Yet that is the reality of “killing it”. Of feeling, actually, like you’re failing most of the time. Of feeling like there’s now something to live up to – an expectation of all who know you, intimately and otherwise, to pander to, to perform to. That is very, very scary, very, very lonely, very, very hard and very, very difficult to explain to someone who you can now see feeling inadequate in your company because they’ve misinterpreted your highlights reel as your reality. I’ve begun to feel the need to apologise for my ‘success’, to apologise for being ambitious – of knowing what I want and then going out to get it. I feel corralled sometimes into appearing to be less happy than I am because I don’t want to hurt someone else’s feelings, or appear obnoxious or arrogant. I shake off any praise with some witticism in which I am the hapless joke, or brush off the sweat and emotional stamina of just T-R-Y-I-N-G because it doesn’t fit with this cool, laidback “slaying it” lifestyle I’m supposedly living.
And so, as a brand new year begins and all around me are forming intentions and resolutions and giving their retrospective on the decade that was, all I want is a moment. A moment for the power of asking for it and the reminder that we all hold potential to get what we want once we are resilient, passionate, and true to who we are. That there is no rulebook, recipe or timeline for success – whatever that bizarre word means. All there is is putting your hand up, forcing yourself out of your comfort zone and learning to be ok with whatever that brings. Of thrusting ourselves out into the ether of rejection, into the no-man’s-land glory of complete vulnerability and the mercy of a ‘no’.

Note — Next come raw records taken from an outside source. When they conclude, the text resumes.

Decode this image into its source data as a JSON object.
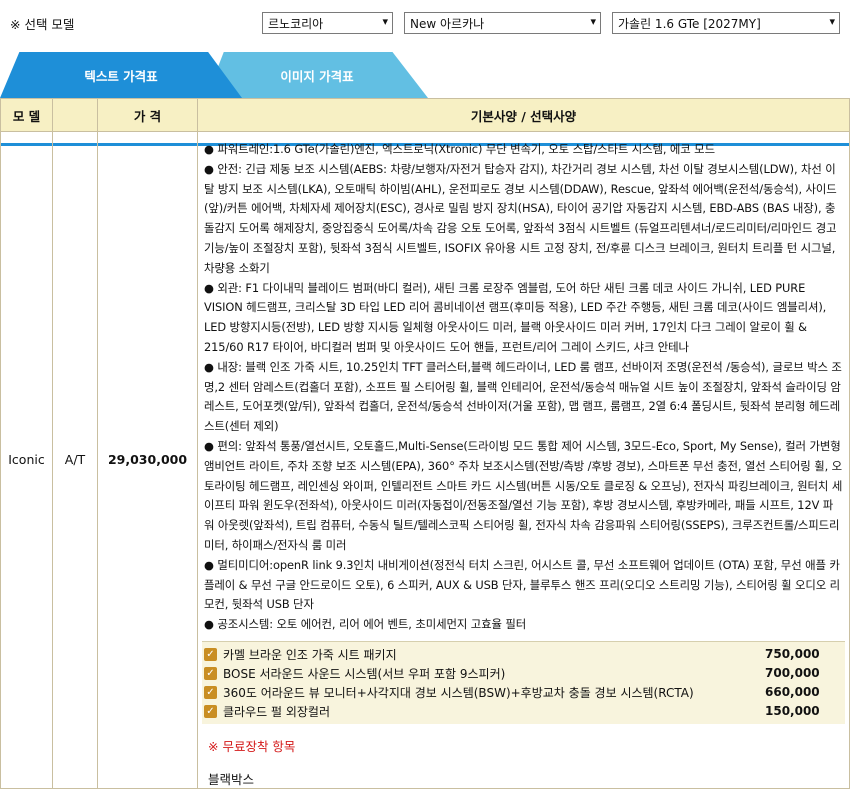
{
  "header": {
    "title": "※ 선택 모델",
    "brand_select": "르노코리아",
    "model_select": "New 아르카나",
    "trim_select": "가솔린 1.6 GTe [2027MY]"
  },
  "tabs": [
    {
      "label": "텍스트 가격표"
    },
    {
      "label": "이미지 가격표"
    }
  ],
  "table": {
    "headers": {
      "model": "모 델",
      "price": "가 격",
      "spec": "기본사양 / 선택사양"
    },
    "row": {
      "model": "Iconic",
      "transmission": "A/T",
      "price": "29,030,000",
      "basic_specs": [
        "● 파워트레인:1.6 GTe(가솔린)엔진, 엑스트로닉(Xtronic) 무단 변속기, 오토 스탑/스타트 시스템, 에코 모드",
        "● 안전: 긴급 제동 보조 시스템(AEBS: 차량/보행자/자전거 탑승자 감지), 차간거리 경보 시스템, 차선 이탈 경보시스템(LDW), 차선 이탈 방지 보조 시스템(LKA), 오토매틱 하이빔(AHL), 운전피로도 경보 시스템(DDAW), Rescue, 앞좌석 에어백(운전석/동승석), 사이드(앞)/커튼 에어백, 차체자세 제어장치(ESC), 경사로 밀림 방지 장치(HSA), 타이어 공기압 자동감지 시스템, EBD-ABS (BAS 내장), 충돌감지 도어록 해제장치, 중앙집중식 도어록/차속 감응 오토 도어록, 앞좌석 3점식 시트벨트 (듀얼프리텐셔너/로드리미터/리마인드 경고 기능/높이 조절장치 포함), 뒷좌석 3점식 시트벨트, ISOFIX 유아용 시트 고정 장치, 전/후륜 디스크 브레이크, 원터치 트리플 턴 시그널, 차량용 소화기",
        "● 외관: F1 다이내믹 블레이드 범퍼(바디 컬러), 새틴 크롬 로장주 엠블럼, 도어 하단 새틴 크롬 데코 사이드 가니쉬, LED PURE VISION 헤드램프, 크리스탈 3D 타입 LED 리어 콤비네이션 램프(후미등 적용), LED 주간 주행등, 새틴 크롬 데코(사이드 엠블리셔), LED 방향지시등(전방), LED 방향 지시등 일체형 아웃사이드 미러, 블랙 아웃사이드 미러 커버, 17인치 다크 그레이 알로이 휠 & 215/60 R17 타이어, 바디컬러 범퍼 및 아웃사이드 도어 핸들, 프런트/리어 그레이 스키드, 샤크 안테나",
        "● 내장: 블랙 인조 가죽 시트, 10.25인치 TFT 클러스터,블랙 헤드라이너, LED 룸 램프, 선바이저 조명(운전석 /동승석), 글로브 박스 조명,2 센터 암레스트(컵홀더 포함), 소프트 필 스티어링 휠, 블랙 인테리어, 운전석/동승석 매뉴얼 시트 높이 조절장치, 앞좌석 슬라이딩 암레스트, 도어포켓(앞/뒤), 앞좌석 컵홀더, 운전석/동승석 선바이저(거울 포함), 맵 램프, 룸램프, 2열 6:4 폴딩시트, 뒷좌석 분리형 헤드레스트(센터 제외)",
        "● 편의: 앞좌석 통풍/열선시트, 오토홀드,Multi-Sense(드라이빙 모드 통합 제어 시스템, 3모드-Eco, Sport, My Sense), 컬러 가변형 앰비언트 라이트, 주차 조향 보조 시스템(EPA), 360° 주차 보조시스템(전방/측방 /후방 경보), 스마트폰 무선 충전, 열선 스티어링 휠, 오토라이팅 헤드램프, 레인센싱 와이퍼, 인텔리전트 스마트 카드 시스템(버튼 시동/오토 클로징 & 오프닝), 전자식 파킹브레이크, 원터치 세이프티 파워 윈도우(전좌석), 아웃사이드 미러(자동접이/전동조절/열선 기능 포함), 후방 경보시스템, 후방카메라, 패들 시프트, 12V 파워 아웃렛(앞좌석), 트립 컴퓨터, 수동식 틸트/텔레스코픽 스티어링 휠, 전자식 차속 감응파워 스티어링(SSEPS), 크루즈컨트롤/스피드리미터, 하이패스/전자식 룸 미러",
        "● 멀티미디어:openR link 9.3인치 내비게이션(정전식 터치 스크린, 어시스트 콜, 무선 소프트웨어 업데이트 (OTA) 포함, 무선 애플 카플레이 & 무선 구글 안드로이드 오토), 6 스피커, AUX & USB 단자, 블루투스 핸즈 프리(오디오 스트리밍 기능), 스티어링 휠 오디오 리모컨, 뒷좌석 USB 단자",
        "● 공조시스템: 오토 에어컨, 리어 에어 벤트, 초미세먼지 고효율 필터"
      ],
      "options": [
        {
          "name": "카멜 브라운 인조 가죽 시트 패키지",
          "price": "750,000"
        },
        {
          "name": "BOSE 서라운드 사운드 시스템(서브 우퍼 포함 9스피커)",
          "price": "700,000"
        },
        {
          "name": "360도 어라운드 뷰 모니터+사각지대 경보 시스템(BSW)+후방교차 충돌 경보 시스템(RCTA)",
          "price": "660,000"
        },
        {
          "name": "클라우드 펄 외장컬러",
          "price": "150,000"
        }
      ],
      "free_title": "※ 무료장착 항목",
      "free_items": [
        "블랙박스"
      ]
    }
  },
  "colors": {
    "tab_active": "#1e8fd8",
    "tab_inactive": "#62bfe3",
    "header_bg": "#f7f0c4",
    "checkbox": "#c98e23",
    "free_title": "#d41a1a"
  }
}
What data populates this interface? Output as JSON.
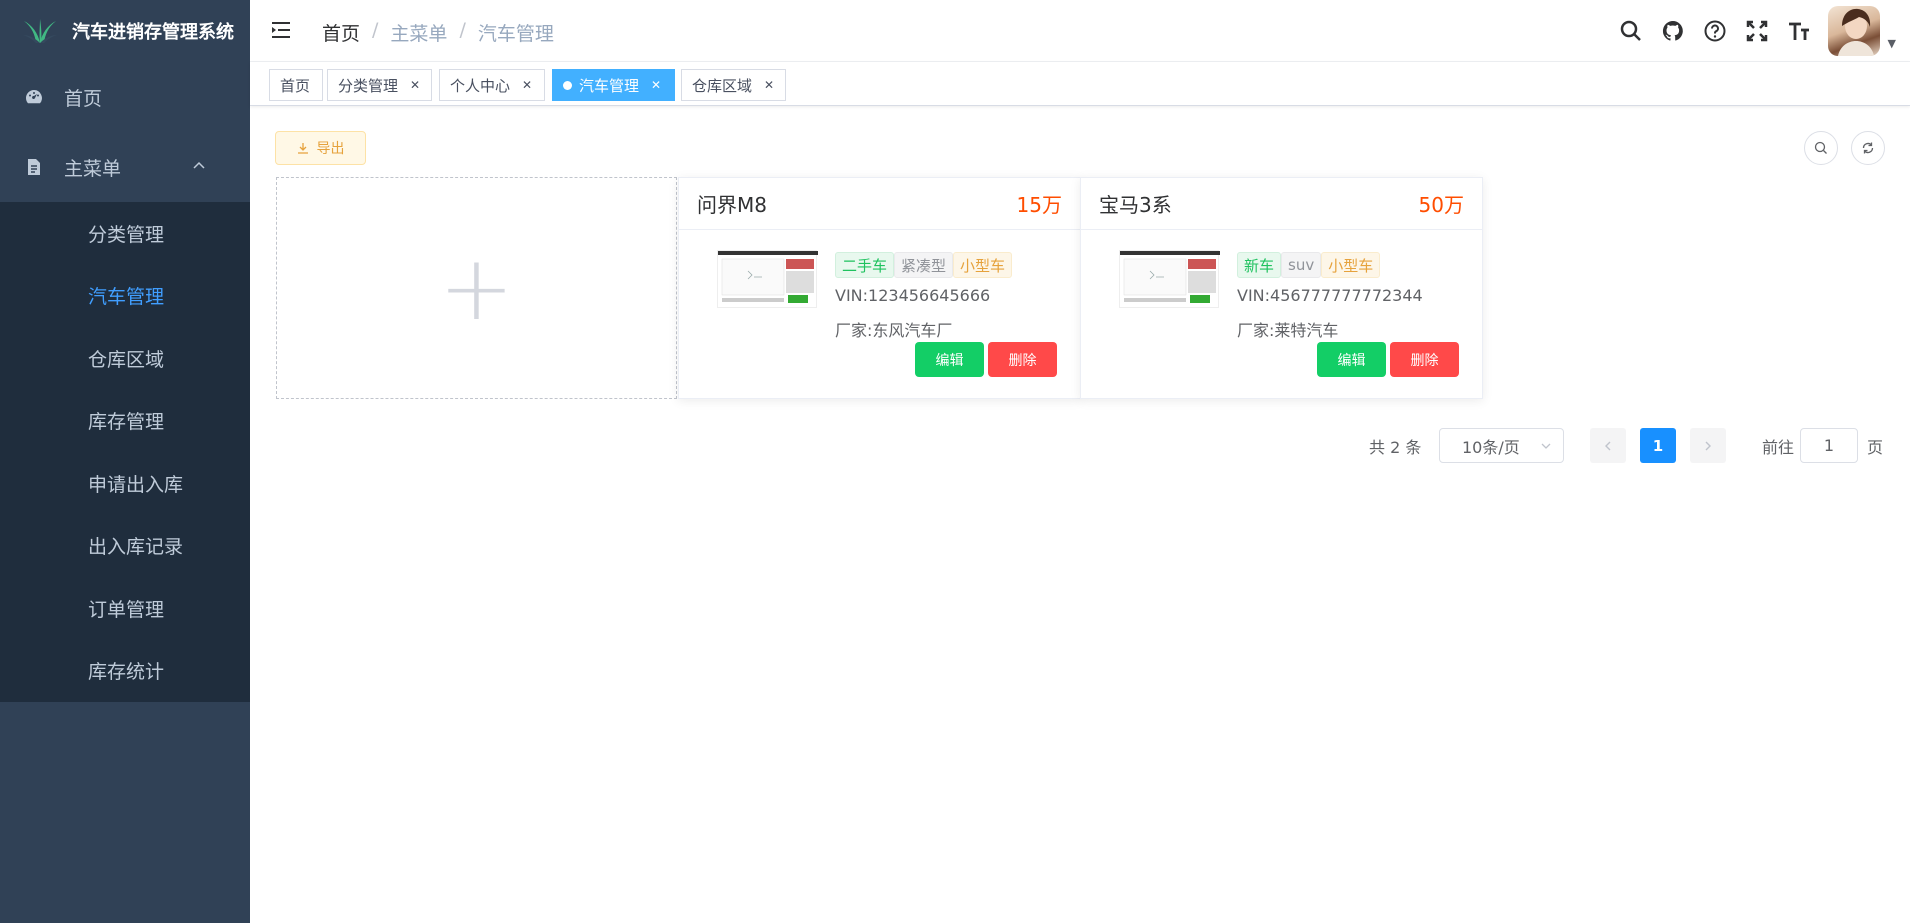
{
  "app": {
    "title": "汽车进销存管理系统"
  },
  "sidebar": {
    "home": "首页",
    "main_menu": "主菜单",
    "sub_items": [
      "分类管理",
      "汽车管理",
      "仓库区域",
      "库存管理",
      "申请出入库",
      "出入库记录",
      "订单管理",
      "库存统计"
    ],
    "active_index": 1
  },
  "breadcrumb": {
    "home": "首页",
    "menu": "主菜单",
    "current": "汽车管理",
    "sep": "/"
  },
  "tags": [
    {
      "label": "首页",
      "closable": false
    },
    {
      "label": "分类管理",
      "closable": true
    },
    {
      "label": "个人中心",
      "closable": true
    },
    {
      "label": "汽车管理",
      "closable": true,
      "active": true
    },
    {
      "label": "仓库区域",
      "closable": true
    }
  ],
  "toolbar": {
    "export_label": "导出"
  },
  "cars": [
    {
      "name": "问界M8",
      "price": "15万",
      "tags": [
        "二手车",
        "紧凑型",
        "小型车"
      ],
      "vin": "VIN:123456645666",
      "maker": "厂家:东风汽车厂",
      "edit": "编辑",
      "delete": "删除"
    },
    {
      "name": "宝马3系",
      "price": "50万",
      "tags": [
        "新车",
        "suv",
        "小型车"
      ],
      "vin": "VIN:456777777772344",
      "maker": "厂家:莱特汽车",
      "edit": "编辑",
      "delete": "删除"
    }
  ],
  "add_card": {
    "symbol": "+"
  },
  "pagination": {
    "total": "共 2 条",
    "page_size": "10条/页",
    "current_page": "1",
    "goto_label": "前往",
    "goto_value": "1",
    "page_suffix": "页"
  },
  "colors": {
    "sidebar": "#304156",
    "submenu": "#1f2d3d",
    "active": "#409eff",
    "success": "#13ce66",
    "danger": "#ff4949",
    "price": "#ff4d00"
  }
}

Lads, I have absolutely no idea what I’m doing. I have no idea how long this “writing thing” will last, how much further I can take it, how long I can juggle ambition with practicality, dreaming with living. If I can continue in this solitary act of opening myself up to a world of criticism or, worse, a void in which no one is listening, reading. Next year’s New Year’s Eve could see me once more confined to the bed where, instead of a Lothario asking me if I’d like some more prosecco, my sister is asking if my bed sores need turning. “Killing it” can not last forever. Asking for it, however, is an eternal option – one we don’t have to take right now, or tomorrow. But one, when we’re finally ready to try, is the biggest act of self-love we can achieve. To the editors who took a chance (with special mention to the spectacular Gloss team) – thank you. I am endlessly grateful that you’ve given me the audacity to dub myself ‘writer’, even when there were so many reasons you shouldn’t. To those who have said no or, as I like to think of it, just haven’t said yes yet, I hope you like bombardment.